* **WORK ORDER**: Count every line below containing "Supplier"; state the number only.
*** Opening of RECORDS ***
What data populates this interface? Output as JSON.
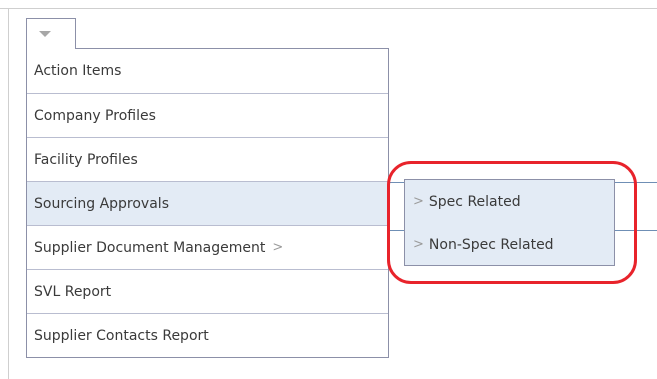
{
  "menu": {
    "items": [
      {
        "label": "Action Items"
      },
      {
        "label": "Company Profiles"
      },
      {
        "label": "Facility Profiles"
      },
      {
        "label": "Sourcing Approvals"
      },
      {
        "label": "Supplier Document Management"
      },
      {
        "label": "SVL Report"
      },
      {
        "label": "Supplier Contacts Report"
      }
    ],
    "submenu_indicator": ">"
  },
  "submenu": {
    "items": [
      {
        "label": "Spec Related"
      },
      {
        "label": "Non-Spec Related"
      }
    ]
  },
  "icons": {
    "trigger": "dropdown-arrow-icon",
    "chevron": "chevron-right-icon"
  },
  "colors": {
    "highlight": "#e8232b",
    "active_item_bg": "#e3ebf5",
    "border": "#8c90a8"
  }
}
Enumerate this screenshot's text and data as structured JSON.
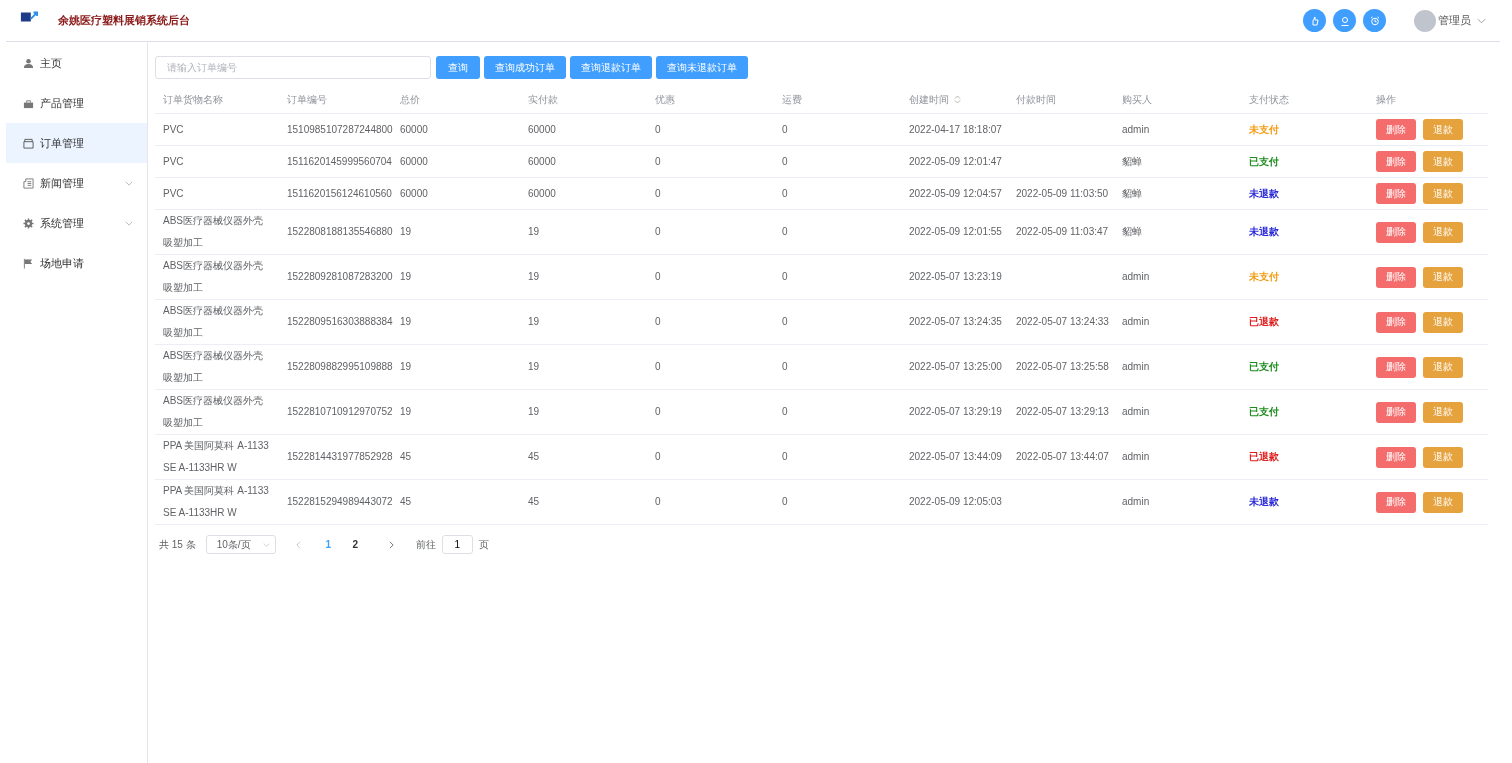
{
  "header": {
    "title": "余姚医疗塑料展销系统后台",
    "user": "管理员"
  },
  "sidebar": {
    "items": [
      {
        "label": "主页",
        "selected": false,
        "expandable": false
      },
      {
        "label": "产品管理",
        "selected": false,
        "expandable": false
      },
      {
        "label": "订单管理",
        "selected": true,
        "expandable": false
      },
      {
        "label": "新闻管理",
        "selected": false,
        "expandable": true
      },
      {
        "label": "系统管理",
        "selected": false,
        "expandable": true
      },
      {
        "label": "场地申请",
        "selected": false,
        "expandable": false
      }
    ]
  },
  "search": {
    "placeholder": "请输入订单编号"
  },
  "buttons": [
    "查询",
    "查询成功订单",
    "查询退款订单",
    "查询未退款订单"
  ],
  "table": {
    "columns": [
      {
        "label": "订单货物名称",
        "sortable": false
      },
      {
        "label": "订单编号",
        "sortable": false
      },
      {
        "label": "总价",
        "sortable": false
      },
      {
        "label": "实付款",
        "sortable": false
      },
      {
        "label": "优惠",
        "sortable": false
      },
      {
        "label": "运费",
        "sortable": false
      },
      {
        "label": "创建时间",
        "sortable": true
      },
      {
        "label": "付款时间",
        "sortable": false
      },
      {
        "label": "购买人",
        "sortable": false
      },
      {
        "label": "支付状态",
        "sortable": false
      },
      {
        "label": "操作",
        "sortable": false
      }
    ],
    "rows": [
      {
        "cells": [
          "PVC",
          "1510985107287244800",
          "60000",
          "60000",
          "0",
          "0",
          "2022-04-17 18:18:07",
          "",
          "admin"
        ],
        "status": "未支付",
        "color": "#f39c12",
        "actions": [
          {
            "label": "删除",
            "kind": "delete"
          },
          {
            "label": "退款",
            "kind": "refund"
          }
        ]
      },
      {
        "cells": [
          "PVC",
          "1511620145999560704",
          "60000",
          "60000",
          "0",
          "0",
          "2022-05-09 12:01:47",
          "",
          "貂蝉"
        ],
        "status": "已支付",
        "color": "#1e8c1e",
        "actions": [
          {
            "label": "删除",
            "kind": "delete"
          },
          {
            "label": "退款",
            "kind": "refund"
          }
        ]
      },
      {
        "cells": [
          "PVC",
          "1511620156124610560",
          "60000",
          "60000",
          "0",
          "0",
          "2022-05-09 12:04:57",
          "2022-05-09 11:03:50",
          "貂蝉"
        ],
        "status": "未退款",
        "color": "#2a2ad8",
        "actions": [
          {
            "label": "删除",
            "kind": "delete"
          },
          {
            "label": "退款",
            "kind": "refund"
          }
        ]
      },
      {
        "cells": [
          "ABS医疗器械仪器外壳吸塑加工",
          "1522808188135546880",
          "19",
          "19",
          "0",
          "0",
          "2022-05-09 12:01:55",
          "2022-05-09 11:03:47",
          "貂蝉"
        ],
        "status": "未退款",
        "color": "#2a2ad8",
        "actions": [
          {
            "label": "删除",
            "kind": "delete"
          },
          {
            "label": "退款",
            "kind": "refund"
          }
        ]
      },
      {
        "cells": [
          "ABS医疗器械仪器外壳吸塑加工",
          "1522809281087283200",
          "19",
          "19",
          "0",
          "0",
          "2022-05-07 13:23:19",
          "",
          "admin"
        ],
        "status": "未支付",
        "color": "#f39c12",
        "actions": [
          {
            "label": "删除",
            "kind": "delete"
          },
          {
            "label": "退款",
            "kind": "refund"
          }
        ]
      },
      {
        "cells": [
          "ABS医疗器械仪器外壳吸塑加工",
          "1522809516303888384",
          "19",
          "19",
          "0",
          "0",
          "2022-05-07 13:24:35",
          "2022-05-07 13:24:33",
          "admin"
        ],
        "status": "已退款",
        "color": "#e02020",
        "actions": [
          {
            "label": "删除",
            "kind": "delete"
          },
          {
            "label": "退款",
            "kind": "refund"
          }
        ]
      },
      {
        "cells": [
          "ABS医疗器械仪器外壳吸塑加工",
          "1522809882995109888",
          "19",
          "19",
          "0",
          "0",
          "2022-05-07 13:25:00",
          "2022-05-07 13:25:58",
          "admin"
        ],
        "status": "已支付",
        "color": "#1e8c1e",
        "actions": [
          {
            "label": "删除",
            "kind": "delete"
          },
          {
            "label": "退款",
            "kind": "refund"
          }
        ]
      },
      {
        "cells": [
          "ABS医疗器械仪器外壳吸塑加工",
          "1522810710912970752",
          "19",
          "19",
          "0",
          "0",
          "2022-05-07 13:29:19",
          "2022-05-07 13:29:13",
          "admin"
        ],
        "status": "已支付",
        "color": "#1e8c1e",
        "actions": [
          {
            "label": "删除",
            "kind": "delete"
          },
          {
            "label": "退款",
            "kind": "refund"
          }
        ]
      },
      {
        "cells": [
          "PPA 美国阿莫科 A-1133 SE A-1133HR W",
          "1522814431977852928",
          "45",
          "45",
          "0",
          "0",
          "2022-05-07 13:44:09",
          "2022-05-07 13:44:07",
          "admin"
        ],
        "status": "已退款",
        "color": "#e02020",
        "actions": [
          {
            "label": "删除",
            "kind": "delete"
          },
          {
            "label": "退款",
            "kind": "refund"
          }
        ]
      },
      {
        "cells": [
          "PPA 美国阿莫科 A-1133 SE A-1133HR W",
          "1522815294989443072",
          "45",
          "45",
          "0",
          "0",
          "2022-05-09 12:05:03",
          "",
          "admin"
        ],
        "status": "未退款",
        "color": "#2a2ad8",
        "actions": [
          {
            "label": "删除",
            "kind": "delete"
          },
          {
            "label": "退款",
            "kind": "refund"
          }
        ]
      }
    ]
  },
  "pagination": {
    "total": "共 15 条",
    "page_size": "10条/页",
    "pages": [
      {
        "label": "1",
        "selected": true
      },
      {
        "label": "2",
        "selected": false
      }
    ],
    "goto_label": "前往",
    "goto_value": "1",
    "goto_suffix": "页"
  }
}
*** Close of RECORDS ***
* **WRITTEN RESPONSE**: 2